### WORK ITEM
Exact retyping of the data: please keep every word and drop each picture.

Component data from apps and pages:
┄┄┄┄┄┄┄┄┄┄┄┄┄┄┄┄┄┄┄┄
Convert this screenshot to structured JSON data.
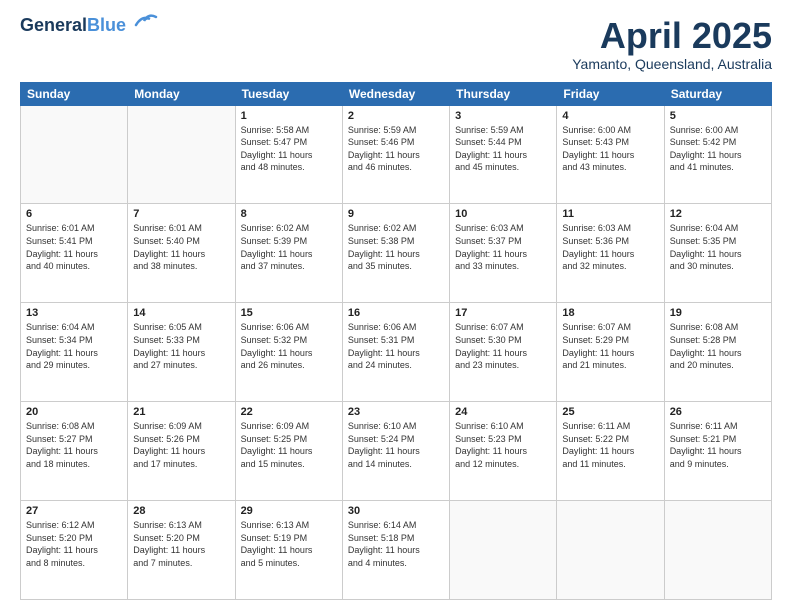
{
  "header": {
    "logo_line1": "General",
    "logo_line2": "Blue",
    "month": "April 2025",
    "location": "Yamanto, Queensland, Australia"
  },
  "weekdays": [
    "Sunday",
    "Monday",
    "Tuesday",
    "Wednesday",
    "Thursday",
    "Friday",
    "Saturday"
  ],
  "weeks": [
    [
      {
        "day": "",
        "info": ""
      },
      {
        "day": "",
        "info": ""
      },
      {
        "day": "1",
        "info": "Sunrise: 5:58 AM\nSunset: 5:47 PM\nDaylight: 11 hours\nand 48 minutes."
      },
      {
        "day": "2",
        "info": "Sunrise: 5:59 AM\nSunset: 5:46 PM\nDaylight: 11 hours\nand 46 minutes."
      },
      {
        "day": "3",
        "info": "Sunrise: 5:59 AM\nSunset: 5:44 PM\nDaylight: 11 hours\nand 45 minutes."
      },
      {
        "day": "4",
        "info": "Sunrise: 6:00 AM\nSunset: 5:43 PM\nDaylight: 11 hours\nand 43 minutes."
      },
      {
        "day": "5",
        "info": "Sunrise: 6:00 AM\nSunset: 5:42 PM\nDaylight: 11 hours\nand 41 minutes."
      }
    ],
    [
      {
        "day": "6",
        "info": "Sunrise: 6:01 AM\nSunset: 5:41 PM\nDaylight: 11 hours\nand 40 minutes."
      },
      {
        "day": "7",
        "info": "Sunrise: 6:01 AM\nSunset: 5:40 PM\nDaylight: 11 hours\nand 38 minutes."
      },
      {
        "day": "8",
        "info": "Sunrise: 6:02 AM\nSunset: 5:39 PM\nDaylight: 11 hours\nand 37 minutes."
      },
      {
        "day": "9",
        "info": "Sunrise: 6:02 AM\nSunset: 5:38 PM\nDaylight: 11 hours\nand 35 minutes."
      },
      {
        "day": "10",
        "info": "Sunrise: 6:03 AM\nSunset: 5:37 PM\nDaylight: 11 hours\nand 33 minutes."
      },
      {
        "day": "11",
        "info": "Sunrise: 6:03 AM\nSunset: 5:36 PM\nDaylight: 11 hours\nand 32 minutes."
      },
      {
        "day": "12",
        "info": "Sunrise: 6:04 AM\nSunset: 5:35 PM\nDaylight: 11 hours\nand 30 minutes."
      }
    ],
    [
      {
        "day": "13",
        "info": "Sunrise: 6:04 AM\nSunset: 5:34 PM\nDaylight: 11 hours\nand 29 minutes."
      },
      {
        "day": "14",
        "info": "Sunrise: 6:05 AM\nSunset: 5:33 PM\nDaylight: 11 hours\nand 27 minutes."
      },
      {
        "day": "15",
        "info": "Sunrise: 6:06 AM\nSunset: 5:32 PM\nDaylight: 11 hours\nand 26 minutes."
      },
      {
        "day": "16",
        "info": "Sunrise: 6:06 AM\nSunset: 5:31 PM\nDaylight: 11 hours\nand 24 minutes."
      },
      {
        "day": "17",
        "info": "Sunrise: 6:07 AM\nSunset: 5:30 PM\nDaylight: 11 hours\nand 23 minutes."
      },
      {
        "day": "18",
        "info": "Sunrise: 6:07 AM\nSunset: 5:29 PM\nDaylight: 11 hours\nand 21 minutes."
      },
      {
        "day": "19",
        "info": "Sunrise: 6:08 AM\nSunset: 5:28 PM\nDaylight: 11 hours\nand 20 minutes."
      }
    ],
    [
      {
        "day": "20",
        "info": "Sunrise: 6:08 AM\nSunset: 5:27 PM\nDaylight: 11 hours\nand 18 minutes."
      },
      {
        "day": "21",
        "info": "Sunrise: 6:09 AM\nSunset: 5:26 PM\nDaylight: 11 hours\nand 17 minutes."
      },
      {
        "day": "22",
        "info": "Sunrise: 6:09 AM\nSunset: 5:25 PM\nDaylight: 11 hours\nand 15 minutes."
      },
      {
        "day": "23",
        "info": "Sunrise: 6:10 AM\nSunset: 5:24 PM\nDaylight: 11 hours\nand 14 minutes."
      },
      {
        "day": "24",
        "info": "Sunrise: 6:10 AM\nSunset: 5:23 PM\nDaylight: 11 hours\nand 12 minutes."
      },
      {
        "day": "25",
        "info": "Sunrise: 6:11 AM\nSunset: 5:22 PM\nDaylight: 11 hours\nand 11 minutes."
      },
      {
        "day": "26",
        "info": "Sunrise: 6:11 AM\nSunset: 5:21 PM\nDaylight: 11 hours\nand 9 minutes."
      }
    ],
    [
      {
        "day": "27",
        "info": "Sunrise: 6:12 AM\nSunset: 5:20 PM\nDaylight: 11 hours\nand 8 minutes."
      },
      {
        "day": "28",
        "info": "Sunrise: 6:13 AM\nSunset: 5:20 PM\nDaylight: 11 hours\nand 7 minutes."
      },
      {
        "day": "29",
        "info": "Sunrise: 6:13 AM\nSunset: 5:19 PM\nDaylight: 11 hours\nand 5 minutes."
      },
      {
        "day": "30",
        "info": "Sunrise: 6:14 AM\nSunset: 5:18 PM\nDaylight: 11 hours\nand 4 minutes."
      },
      {
        "day": "",
        "info": ""
      },
      {
        "day": "",
        "info": ""
      },
      {
        "day": "",
        "info": ""
      }
    ]
  ]
}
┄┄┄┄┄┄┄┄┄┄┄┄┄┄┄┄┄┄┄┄
### THE ANSWER
Convert this screenshot to structured JSON data.
{
  "header": {
    "logo_line1": "General",
    "logo_line2": "Blue",
    "month": "April 2025",
    "location": "Yamanto, Queensland, Australia"
  },
  "weekdays": [
    "Sunday",
    "Monday",
    "Tuesday",
    "Wednesday",
    "Thursday",
    "Friday",
    "Saturday"
  ],
  "weeks": [
    [
      {
        "day": "",
        "info": ""
      },
      {
        "day": "",
        "info": ""
      },
      {
        "day": "1",
        "info": "Sunrise: 5:58 AM\nSunset: 5:47 PM\nDaylight: 11 hours\nand 48 minutes."
      },
      {
        "day": "2",
        "info": "Sunrise: 5:59 AM\nSunset: 5:46 PM\nDaylight: 11 hours\nand 46 minutes."
      },
      {
        "day": "3",
        "info": "Sunrise: 5:59 AM\nSunset: 5:44 PM\nDaylight: 11 hours\nand 45 minutes."
      },
      {
        "day": "4",
        "info": "Sunrise: 6:00 AM\nSunset: 5:43 PM\nDaylight: 11 hours\nand 43 minutes."
      },
      {
        "day": "5",
        "info": "Sunrise: 6:00 AM\nSunset: 5:42 PM\nDaylight: 11 hours\nand 41 minutes."
      }
    ],
    [
      {
        "day": "6",
        "info": "Sunrise: 6:01 AM\nSunset: 5:41 PM\nDaylight: 11 hours\nand 40 minutes."
      },
      {
        "day": "7",
        "info": "Sunrise: 6:01 AM\nSunset: 5:40 PM\nDaylight: 11 hours\nand 38 minutes."
      },
      {
        "day": "8",
        "info": "Sunrise: 6:02 AM\nSunset: 5:39 PM\nDaylight: 11 hours\nand 37 minutes."
      },
      {
        "day": "9",
        "info": "Sunrise: 6:02 AM\nSunset: 5:38 PM\nDaylight: 11 hours\nand 35 minutes."
      },
      {
        "day": "10",
        "info": "Sunrise: 6:03 AM\nSunset: 5:37 PM\nDaylight: 11 hours\nand 33 minutes."
      },
      {
        "day": "11",
        "info": "Sunrise: 6:03 AM\nSunset: 5:36 PM\nDaylight: 11 hours\nand 32 minutes."
      },
      {
        "day": "12",
        "info": "Sunrise: 6:04 AM\nSunset: 5:35 PM\nDaylight: 11 hours\nand 30 minutes."
      }
    ],
    [
      {
        "day": "13",
        "info": "Sunrise: 6:04 AM\nSunset: 5:34 PM\nDaylight: 11 hours\nand 29 minutes."
      },
      {
        "day": "14",
        "info": "Sunrise: 6:05 AM\nSunset: 5:33 PM\nDaylight: 11 hours\nand 27 minutes."
      },
      {
        "day": "15",
        "info": "Sunrise: 6:06 AM\nSunset: 5:32 PM\nDaylight: 11 hours\nand 26 minutes."
      },
      {
        "day": "16",
        "info": "Sunrise: 6:06 AM\nSunset: 5:31 PM\nDaylight: 11 hours\nand 24 minutes."
      },
      {
        "day": "17",
        "info": "Sunrise: 6:07 AM\nSunset: 5:30 PM\nDaylight: 11 hours\nand 23 minutes."
      },
      {
        "day": "18",
        "info": "Sunrise: 6:07 AM\nSunset: 5:29 PM\nDaylight: 11 hours\nand 21 minutes."
      },
      {
        "day": "19",
        "info": "Sunrise: 6:08 AM\nSunset: 5:28 PM\nDaylight: 11 hours\nand 20 minutes."
      }
    ],
    [
      {
        "day": "20",
        "info": "Sunrise: 6:08 AM\nSunset: 5:27 PM\nDaylight: 11 hours\nand 18 minutes."
      },
      {
        "day": "21",
        "info": "Sunrise: 6:09 AM\nSunset: 5:26 PM\nDaylight: 11 hours\nand 17 minutes."
      },
      {
        "day": "22",
        "info": "Sunrise: 6:09 AM\nSunset: 5:25 PM\nDaylight: 11 hours\nand 15 minutes."
      },
      {
        "day": "23",
        "info": "Sunrise: 6:10 AM\nSunset: 5:24 PM\nDaylight: 11 hours\nand 14 minutes."
      },
      {
        "day": "24",
        "info": "Sunrise: 6:10 AM\nSunset: 5:23 PM\nDaylight: 11 hours\nand 12 minutes."
      },
      {
        "day": "25",
        "info": "Sunrise: 6:11 AM\nSunset: 5:22 PM\nDaylight: 11 hours\nand 11 minutes."
      },
      {
        "day": "26",
        "info": "Sunrise: 6:11 AM\nSunset: 5:21 PM\nDaylight: 11 hours\nand 9 minutes."
      }
    ],
    [
      {
        "day": "27",
        "info": "Sunrise: 6:12 AM\nSunset: 5:20 PM\nDaylight: 11 hours\nand 8 minutes."
      },
      {
        "day": "28",
        "info": "Sunrise: 6:13 AM\nSunset: 5:20 PM\nDaylight: 11 hours\nand 7 minutes."
      },
      {
        "day": "29",
        "info": "Sunrise: 6:13 AM\nSunset: 5:19 PM\nDaylight: 11 hours\nand 5 minutes."
      },
      {
        "day": "30",
        "info": "Sunrise: 6:14 AM\nSunset: 5:18 PM\nDaylight: 11 hours\nand 4 minutes."
      },
      {
        "day": "",
        "info": ""
      },
      {
        "day": "",
        "info": ""
      },
      {
        "day": "",
        "info": ""
      }
    ]
  ]
}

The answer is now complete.